01 March 2003
01 March 2003
3D Systems has set ip a new Advanced Digital Manufacturing (ADM) Center with the Mild Seven Renault F1 Team.
Under the new five-year agreement, 3D Systems and the Renault F1 Team have launched an Advanced Digital Manufacturing Centre at the team's facility at Enstone, part of the UK motorsport valley in Oxfordshire. The ADM Centre specifically concentrates on Formula 1 design and low-run production parts for the Renault F1 Team car.
From the early days of the partnership in 1998, the team had been gradually expanding the use of solid imaging technology from rapid prototyping to manufacturing of wind tunnel models. These steps have led to direct manufacturing of production parts for testing and racing and in 2001, the first SLA(R) system parts were fitted into a racecar.
The facility launched on Friday 21 February, features four SLA 7000 Systems, an OptoForm(TM) direct composite manufacturing (DCM) system and a ThermoJet(R) printer. They provide advanced manufacturing tools to support the aerodynamic development of Renault F1 single-seat racecars. Future additions to the ADM Centre will include 3D Systems' SLS(R) (selective laser sintering) systems.
Mike Gascoyne, technical director of Renault F1 Team UK said, ""I am extremely pleased to see our partnership with 3D Systems flourish. I have been a strong believer in this technology since its first steps into Formula 1. It is now great to see a manufacturing structure of this capacity become exclusive to our facility. 3D Systems has been very responsive to the challenges posed by our environment. Together our engineers have worked for some time as a team to push the boundaries of this technology into real world applications.""
""Digital manufacturing of actual components is exactly what we need for our aerodynamic program,"" Gascoyne added. ""We can rapidly make 50 of every single part you see on the car for wind tunnel testing. After wind tunnel testing we can chose the best design. This gives us the ability to test more parts for the same budget, which is a huge advantage for us. Not only can we build finished components a hundred times faster, but each part is infinitely more accurate.

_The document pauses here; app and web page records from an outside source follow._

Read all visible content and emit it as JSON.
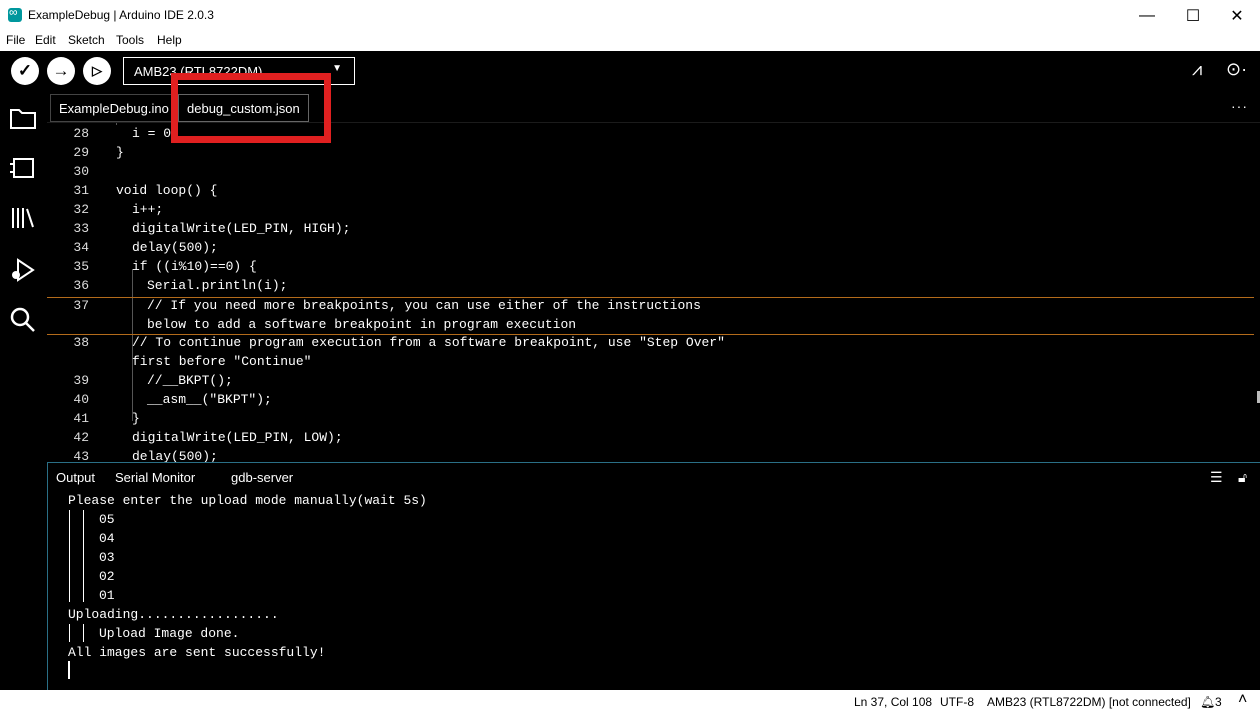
{
  "window": {
    "title": "ExampleDebug | Arduino IDE 2.0.3"
  },
  "menu": [
    "File",
    "Edit",
    "Sketch",
    "Tools",
    "Help"
  ],
  "toolbar": {
    "board_selected": "AMB23 (RTL8722DM)"
  },
  "tabs": [
    {
      "label": "ExampleDebug.ino",
      "active": false
    },
    {
      "label": "debug_custom.json",
      "active": true
    }
  ],
  "editor": {
    "lines": [
      {
        "num": "28",
        "code": "i = 0"
      },
      {
        "num": "29",
        "code": "}"
      },
      {
        "num": "30",
        "code": ""
      },
      {
        "num": "31",
        "code": "void loop() {"
      },
      {
        "num": "32",
        "code": "i++;"
      },
      {
        "num": "33",
        "code": "digitalWrite(LED_PIN, HIGH);"
      },
      {
        "num": "34",
        "code": "delay(500);"
      },
      {
        "num": "35",
        "code": "if ((i%10)==0) {"
      },
      {
        "num": "36",
        "code": "Serial.println(i);"
      },
      {
        "num": "37",
        "code": "// If you need more breakpoints, you can use either of the instructions"
      },
      {
        "num": "",
        "code": "below to add a software breakpoint in program execution"
      },
      {
        "num": "38",
        "code": "// To continue program execution from a software breakpoint, use \"Step Over\""
      },
      {
        "num": "",
        "code": "first before \"Continue\""
      },
      {
        "num": "39",
        "code": "//__BKPT();"
      },
      {
        "num": "40",
        "code": "__asm__(\"BKPT\");"
      },
      {
        "num": "41",
        "code": "}"
      },
      {
        "num": "42",
        "code": "digitalWrite(LED_PIN, LOW);"
      },
      {
        "num": "43",
        "code": "delay(500);"
      }
    ]
  },
  "panel": {
    "tabs": [
      "Output",
      "Serial Monitor",
      "gdb-server"
    ],
    "output_lines": [
      "Please enter the upload mode manually(wait 5s)",
      "05",
      "04",
      "03",
      "02",
      "01",
      "Uploading..................",
      "Upload Image done.",
      "All images are sent successfully!"
    ]
  },
  "status": {
    "position": "Ln 37, Col 108",
    "encoding": "UTF-8",
    "board": "AMB23 (RTL8722DM) [not connected]",
    "notifications": "3"
  },
  "colors": {
    "highlight_box": "#e02020",
    "accent": "#2a6f86"
  }
}
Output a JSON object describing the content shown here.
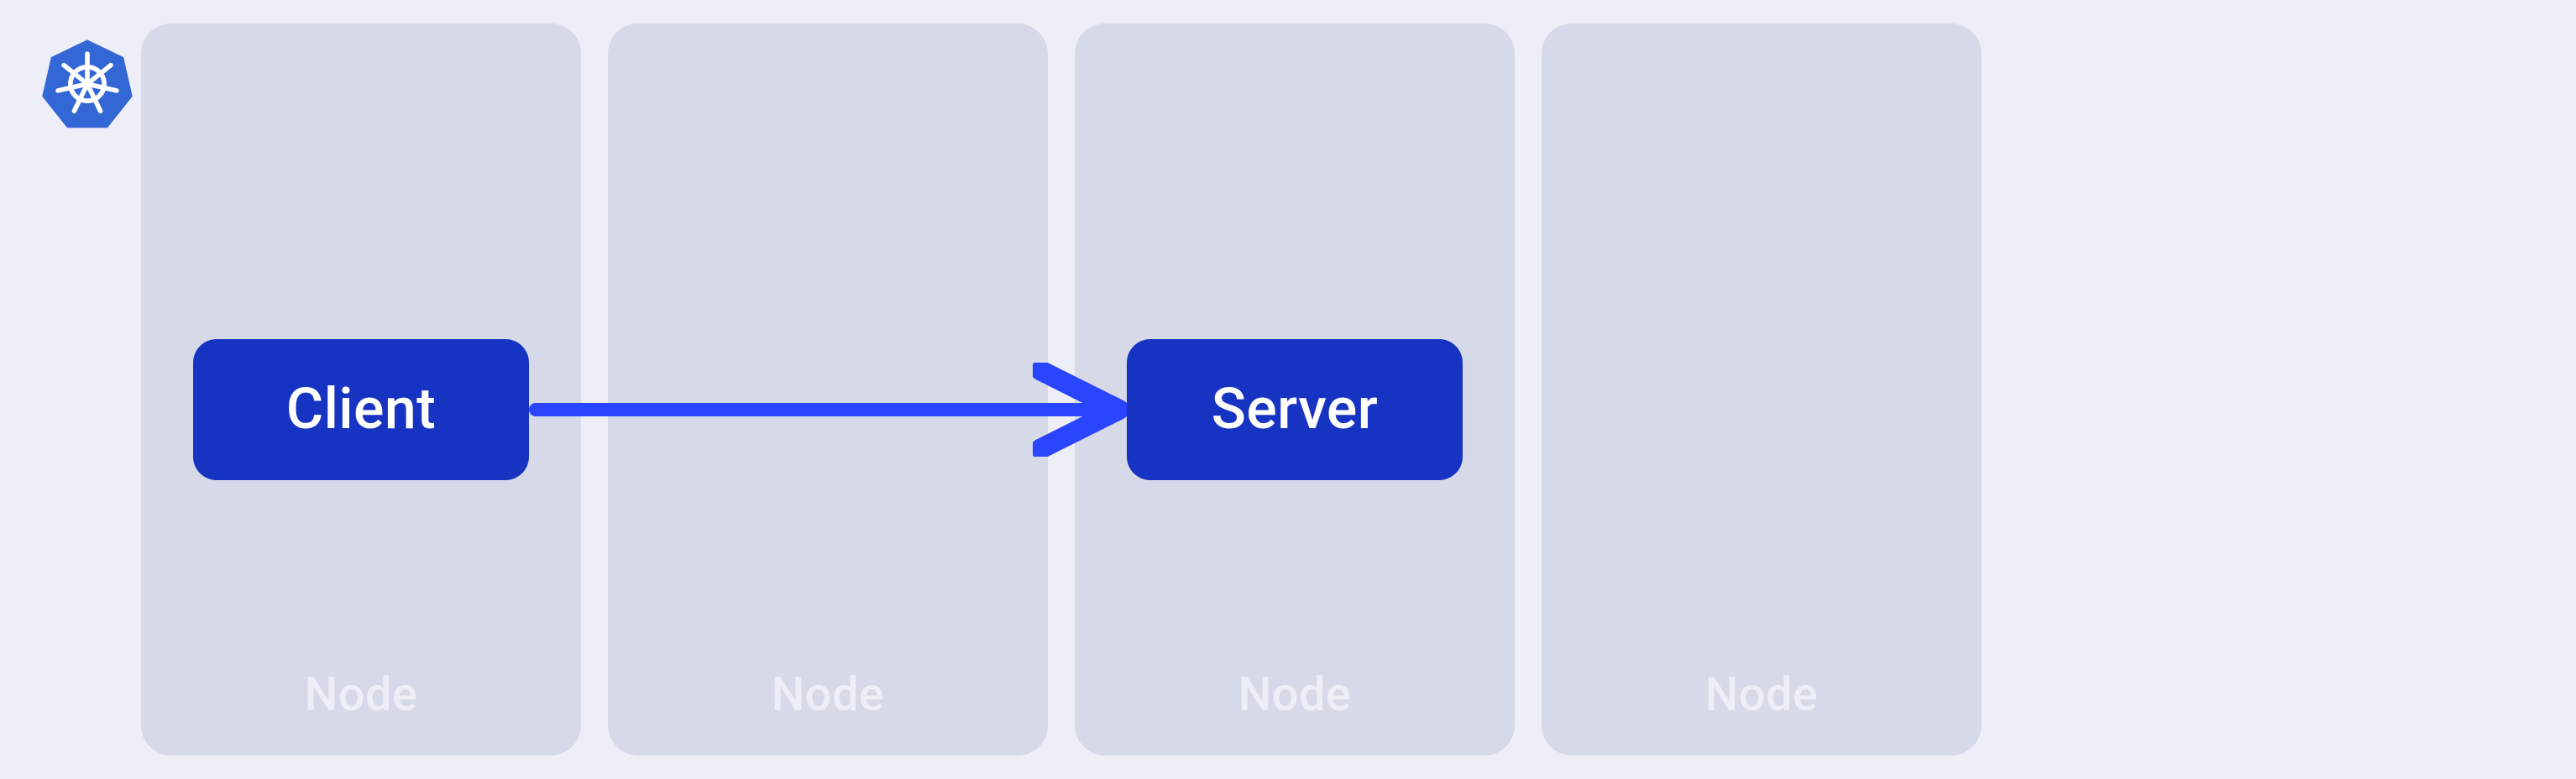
{
  "icon": "kubernetes",
  "nodes": [
    {
      "label": "Node",
      "badge": "Client"
    },
    {
      "label": "Node",
      "badge": null
    },
    {
      "label": "Node",
      "badge": "Server"
    },
    {
      "label": "Node",
      "badge": null
    }
  ],
  "arrow": {
    "from": 0,
    "to": 2,
    "color": "#2a45ff"
  },
  "colors": {
    "page_bg": "#edeef7",
    "node_bg": "#d6d9e8",
    "node_label": "#edeef7",
    "badge_bg": "#1733c2",
    "badge_text": "#ffffff",
    "k8s_blue": "#3467d6"
  }
}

""The changeover from last year's bodywork to a new aerodynamic package developed using ADM technology results in the Renault F1 Team racecar expected to go 1.5 seconds a lap quicker on the racetrack than earlier in the season. What's that worth in motor racing terms? You can't put a price on it.""
Flavio Briatore, managing director of Renault F1 Team said, ""Formula 1 is an intensely competitive environment in which the Renault F1 Team has historically excelled at developing crucial technological advantages over its rivals. To succeed again, we must collaborate with the strongest partners. I am delighted that 3D Systems has chosen the Renault F1 Team to showcase its innovative technology.""
Solvay has signed a ten-year agreement for the supply of composites and adhesives to be used across Bell's military and commercial rotorcraft programmes, including the Bell 429, 407, 505, 525, V-22, and UH-1.
SGL Carbon and Fraunhofer IGCV have officially opened the Fibre Placement Centre (FPC) at SGL's site in Meitingen, Germany. Compositence, BA Composites and the Chair for Carbon Composites at the Technical University of Munich have also joined the alliance, and Coriolis Group and Cevotec are planning to come on board as partners.
With the aim developing a broader platform for additive manufacturing (AM) technologies, the University of Exeter, UK, and Victrex, have formed a strategic partnership to introduce next-generation polyaryletherketone (PAEK) polymers and composites while improving the performance of the underlying AM processes.